Dropping the M-STEP could ‘sabotage’ new school accountability system, group argues
Changing Michigan’s standardized test could “undermine” a new school accountability system proposed by the Michigan Department of Education, according to an analysis released Wednesday by Education Trust-Midwest, a nonpartisan education policy and research group.
The Michigan Student Test of Educational Progress is the state’s “first honest and rigorous assessment in two decades,” and MDE’s plan to revise the exam would mean that “parents and educators will not know whether Michigan’s public schools are truly on track to catch up with the rest of the nation,” said Amber Arellano, the group’s executive director.

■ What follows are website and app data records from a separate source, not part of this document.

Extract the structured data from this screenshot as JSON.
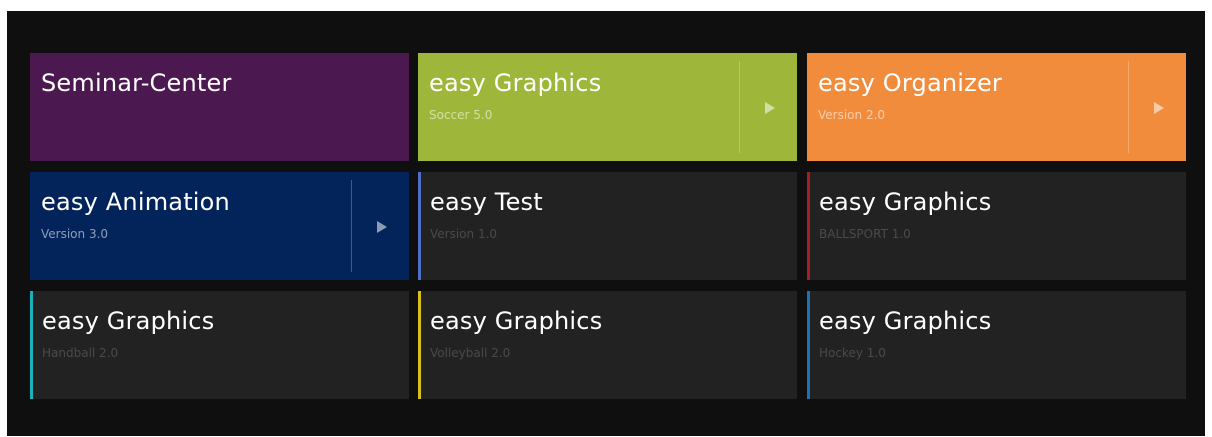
{
  "tiles": [
    {
      "title": "Seminar-Center",
      "subtitle": "",
      "bg": "#4b1850",
      "arrow": false
    },
    {
      "title": "easy Graphics",
      "subtitle": "Soccer 5.0",
      "bg": "#9eb73a",
      "arrow": true
    },
    {
      "title": "easy Organizer",
      "subtitle": "Version 2.0",
      "bg": "#f28c3d",
      "arrow": true
    },
    {
      "title": "easy Animation",
      "subtitle": "Version 3.0",
      "bg": "#02245a",
      "arrow": true
    },
    {
      "title": "easy Test",
      "subtitle": "Version 1.0",
      "accent": "#4f6fc6"
    },
    {
      "title": "easy Graphics",
      "subtitle": "BALLSPORT 1.0",
      "accent": "#a41f26"
    },
    {
      "title": "easy Graphics",
      "subtitle": "Handball 2.0",
      "accent": "#18b2b8"
    },
    {
      "title": "easy Graphics",
      "subtitle": "Volleyball 2.0",
      "accent": "#d8c01c"
    },
    {
      "title": "easy Graphics",
      "subtitle": "Hockey 1.0",
      "accent": "#1a72b8"
    }
  ]
}
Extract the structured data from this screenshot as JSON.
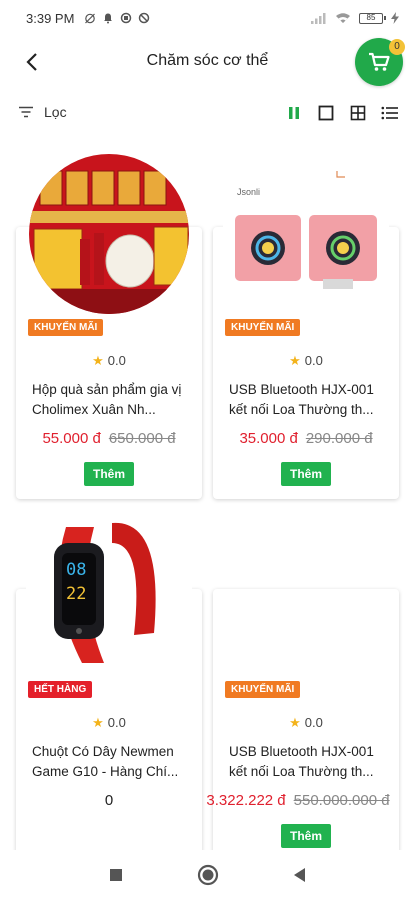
{
  "status": {
    "time": "3:39 PM",
    "battery": "85"
  },
  "header": {
    "title": "Chăm sóc cơ thể",
    "cart_count": "0"
  },
  "filter": {
    "label": "Lọc"
  },
  "colors": {
    "brand_green": "#21a94a",
    "price_red": "#e0202e",
    "promo_orange": "#f07a22",
    "soldout_red": "#e4202a"
  },
  "products": [
    {
      "tag": "KHUYẾN MÃI",
      "rating": "0.0",
      "name": "Hộp quà sản phẩm gia vị Cholimex Xuân Nh...",
      "price": "55.000 đ",
      "old_price": "650.000 đ",
      "add_label": "Thêm",
      "image": "gift-box-image"
    },
    {
      "tag": "KHUYẾN MÃI",
      "rating": "0.0",
      "name": "USB Bluetooth HJX-001 kết nối Loa Thường th...",
      "price": "35.000 đ",
      "old_price": "290.000 đ",
      "add_label": "Thêm",
      "image": "pink-speakers-image",
      "image_text": "Jsonli"
    },
    {
      "tag": "HẾT HÀNG",
      "rating": "0.0",
      "name": "Chuột Có Dây Newmen Game G10 - Hàng Chí...",
      "price": "0",
      "image": "smart-band-image",
      "image_text": [
        "08",
        "22"
      ]
    },
    {
      "tag": "KHUYẾN MÃI",
      "rating": "0.0",
      "name": "USB Bluetooth HJX-001 kết nối Loa Thường th...",
      "price": "3.322.222 đ",
      "old_price": "550.000.000 đ",
      "add_label": "Thêm"
    }
  ]
}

MDE’s proposed school accountability system is included in the state’s plan to comply with the Every Student Succeeds Act, the new federal K-12 education law. The law replaces the No Child Left Behind Act, which was widely viewed as federal overreach into the nation’s schools. It returns significant power to states to craft their own policies for areas such as standardized testing, teacher evaluations and turning around failing schools.
State Superintendent Brian Whiston said the new approach would reduce overall testing. Many school districts already use local assessments administered multiple times per year to measure student growth. With the MDE’s new approach, districts would no longer need such exams, he said.
“I do believe we as a state spend too much time testing and put too much emphasis on testing,” Whiston said earlier this month after MDE’s plan was released for public comment.
Ed Trust’s analysis says changing the M-STEP would be a mistake, because it would create a system where “no one in the state would know for sure how our public schools are truly performing compared to other states around the country–or whether we’re really catching up with the rest of the nation.”
MDE officials could not immediately be reached late Tuesday afternoon to respond to the Ed Trust analysis. But the department has said any new assessment would be aligned with Michigan’s college- and career-ready standards.
The Ed Trust report gave good marks to a new A-F school report card included in the plan, which the group said would give parents a “clear and single” rating showing whether schools “are meeting the needs of all groups.”
The report card grades students on a mix of academic measures, as well as factors such as chronic absenteeism and access to advanced coursework.
But for the school report card to be meaningful, it must be rooted in “honest” data – something the Ed Trust fears would be lacking under the MDE’s proposed assessment.
The Ed Trust analysis critiqued other elements of MDE’s plan as well.
While elements of the A-F report card were praised, the analysis pointed out that about half of the state’s schools would receive an A or B under the system. That’s problematic, Ed Trust says, because national data show Michigan is a “bottom 10” state on key indicators of student progress.
“Telling parents and schools that everything is fine with most schools when in fact, student achievement levels have been plummeting, would be downright dishonest,” the analysis said
MDE’s plan should also take more robust steps to ensure all students have access to quality teachers, the Ed Trust analysis says. Stronger support and professional growth opportunities are needed for teachers and administrators in high-poverty districts, where students “often have the highest rates of inexperienced educators,” the analysis said.
“Michigan now has one of this decade’s most important leadership opportunities to get serious about becoming a top ten state,” said Arellano, the group’s executive director. “The question is, are MDE leaders making the most of this urgent opportunity?